Web page and app entries:

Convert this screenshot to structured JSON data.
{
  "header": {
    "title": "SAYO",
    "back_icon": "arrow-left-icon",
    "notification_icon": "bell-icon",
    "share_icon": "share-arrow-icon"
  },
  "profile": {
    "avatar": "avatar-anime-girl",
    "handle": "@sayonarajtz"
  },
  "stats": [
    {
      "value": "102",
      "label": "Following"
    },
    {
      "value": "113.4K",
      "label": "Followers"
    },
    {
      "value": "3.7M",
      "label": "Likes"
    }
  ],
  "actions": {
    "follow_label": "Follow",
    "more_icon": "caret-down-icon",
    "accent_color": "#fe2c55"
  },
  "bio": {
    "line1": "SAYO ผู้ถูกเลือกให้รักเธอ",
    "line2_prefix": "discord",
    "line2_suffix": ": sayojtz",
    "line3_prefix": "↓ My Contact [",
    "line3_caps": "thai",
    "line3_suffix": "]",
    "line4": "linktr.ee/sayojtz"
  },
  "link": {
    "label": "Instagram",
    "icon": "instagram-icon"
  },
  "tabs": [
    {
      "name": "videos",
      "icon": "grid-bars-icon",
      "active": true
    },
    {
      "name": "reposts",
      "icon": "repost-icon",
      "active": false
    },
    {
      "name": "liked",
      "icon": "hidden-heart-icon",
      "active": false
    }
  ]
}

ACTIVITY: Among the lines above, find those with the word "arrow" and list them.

ANSWER SECTION:
    "back_icon": "arrow-left-icon",
    "share_icon": "share-arrow-icon"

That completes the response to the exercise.